Next, think about the installation. If you opt for solar panels, you’ll need a section of roof with good access to sunlight, preferably facing north for maximum exposure. There are considerations if you opt for a thermosiphon system; the roof must bear the load of the water tank, which can weigh several hundred kilograms and might require reinforcing the roof. And if the roof is difficult to access, the supplier might charge more for installation.
Check with your local council about building regulations. Councils are unlikely to object to you installing solar panels, but there may be restrictions. If you live in a strata building, there will almost certainly be limitations on what system you can install.
For most apartment buildings, it’s difficult to install solar panels for individual units, and most units won’t have suitable outdoor space for a heat pump. However, the owners’ corporation could consider a commercial installation for the entire building. Villas and townhouses have more options, but owner’s corporation approval may still be needed.
Getting a quote for solar hot water
CHOICE's 2008 shadow shop confirmed prices vary a lot between suppliers and models, so it’s worth getting a few quotes before deciding on a system. These two quotes from different retail suppliers for two models of heat pump show why.
- Dux Airoheat (250 L), total cost $3340. The base price, including installation, was $6160. The supplier offered a discount of $1020 for the RECs (30 RECs at $34 each) and said our home owner would also get the NSW rebate of $800. The final cost included the federal rebate of $1000, which only applies when you’re replacing an electric hot-water system.
- Siddons Solarstream (327 L), total cost $1875. The base price was $4125, less $1450 for RECs (29 RECs at $50 each). The supplier didn’t include the $1000 federal or $800 state rebate, or installation, but they could recommend suitable plumbers. Installation would probably cost about $1000, which would be offset by the federal rebate if you qualify, bringing the net cost to about $1875.
The second option might turn out cheaper, but you’d need to arrange the installation yourself. The first option includes installation, but note the lower price quoted for RECs ($34 vs $50). It’s worth comparing the value of RECs offered by different suppliers, as RECs discounts will be an approximation; the actual value will be based on the market rate when you buy the hot-water system.
Suppliers usually need about 30 minutes to assess your home. Retail suppliers are often connected with just one or two brands, but most brands have a wide range of products, so suppliers should be able to quote on a range of different types and models.

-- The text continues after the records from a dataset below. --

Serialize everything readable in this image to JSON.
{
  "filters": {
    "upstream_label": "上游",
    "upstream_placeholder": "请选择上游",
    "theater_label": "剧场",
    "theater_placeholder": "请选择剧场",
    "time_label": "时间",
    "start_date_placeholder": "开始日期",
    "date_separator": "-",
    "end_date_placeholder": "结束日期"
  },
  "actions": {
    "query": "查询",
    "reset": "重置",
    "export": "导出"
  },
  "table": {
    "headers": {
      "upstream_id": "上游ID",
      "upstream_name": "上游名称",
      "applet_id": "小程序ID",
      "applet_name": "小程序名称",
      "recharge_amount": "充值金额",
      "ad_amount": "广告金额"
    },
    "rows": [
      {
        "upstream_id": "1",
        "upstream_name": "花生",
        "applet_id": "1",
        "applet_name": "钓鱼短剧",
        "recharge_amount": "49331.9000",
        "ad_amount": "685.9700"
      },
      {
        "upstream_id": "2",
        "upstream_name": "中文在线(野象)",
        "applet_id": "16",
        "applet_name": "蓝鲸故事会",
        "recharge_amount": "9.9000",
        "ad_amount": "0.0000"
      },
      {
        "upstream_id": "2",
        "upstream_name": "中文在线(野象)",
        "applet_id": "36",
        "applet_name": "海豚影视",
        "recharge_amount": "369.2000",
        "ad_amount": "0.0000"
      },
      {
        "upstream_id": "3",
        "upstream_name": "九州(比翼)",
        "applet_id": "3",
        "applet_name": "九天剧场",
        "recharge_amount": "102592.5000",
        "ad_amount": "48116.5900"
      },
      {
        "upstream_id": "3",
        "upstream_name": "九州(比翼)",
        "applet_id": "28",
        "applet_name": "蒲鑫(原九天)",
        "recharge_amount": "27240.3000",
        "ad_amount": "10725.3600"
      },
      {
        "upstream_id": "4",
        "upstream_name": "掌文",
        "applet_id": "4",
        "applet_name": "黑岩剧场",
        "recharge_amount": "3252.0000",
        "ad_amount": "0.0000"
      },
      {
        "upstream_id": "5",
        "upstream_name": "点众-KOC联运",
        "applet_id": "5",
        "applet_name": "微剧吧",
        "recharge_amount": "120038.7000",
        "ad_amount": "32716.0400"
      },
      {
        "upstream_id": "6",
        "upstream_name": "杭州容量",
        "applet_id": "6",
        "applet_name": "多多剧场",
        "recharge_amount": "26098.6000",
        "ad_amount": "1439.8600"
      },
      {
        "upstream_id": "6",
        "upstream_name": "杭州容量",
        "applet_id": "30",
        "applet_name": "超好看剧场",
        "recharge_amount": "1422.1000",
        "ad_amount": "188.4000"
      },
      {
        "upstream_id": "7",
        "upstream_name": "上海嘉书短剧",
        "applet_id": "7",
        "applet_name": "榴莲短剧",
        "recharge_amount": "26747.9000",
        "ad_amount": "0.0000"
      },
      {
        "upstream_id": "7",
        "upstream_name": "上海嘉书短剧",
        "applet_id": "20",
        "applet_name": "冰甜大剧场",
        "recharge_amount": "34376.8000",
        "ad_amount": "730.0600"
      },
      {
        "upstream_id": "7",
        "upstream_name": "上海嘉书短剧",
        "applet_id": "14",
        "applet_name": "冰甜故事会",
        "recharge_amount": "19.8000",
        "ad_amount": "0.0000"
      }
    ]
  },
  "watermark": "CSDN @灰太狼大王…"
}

They should also be familiar with RECs and rebates and how they apply to you, but you need to read up on them too. Our Sydney shadow shopper has a gas hot-water system, which means he doesn’t qualify for the federal rebate (it only applies when you replace an electric system), but one supplier’s representative offered to sign a declaration that the old system was electric so he could get the rebate! We don’t recommend you try to get away with a trick like that.
Questions the supplier should ask you
- Your hot water needs — how many people live in the house? How much showering and hot clothes washing do you do each day, and what time of day do you do it? (Typically, one person uses about 50 L of hot water per day.)
- What sort of hot-water system do you currently have?
- Is gas connected to the property?
Questions you should ask the supplier
- Is installation included in the quote?
- How long will it take from placing an order to complete installation?
- Is RECs buyback included, and if so, at what price for the RECs?
- Will they help you apply for government rebates?
- Can you keep your existing hot-water heater as part of the new system? It might be possible to incorporate it as a booster for the solar hot-water system. However, you wouldn’t be eligible for RECs, because they only apply to completely new installations.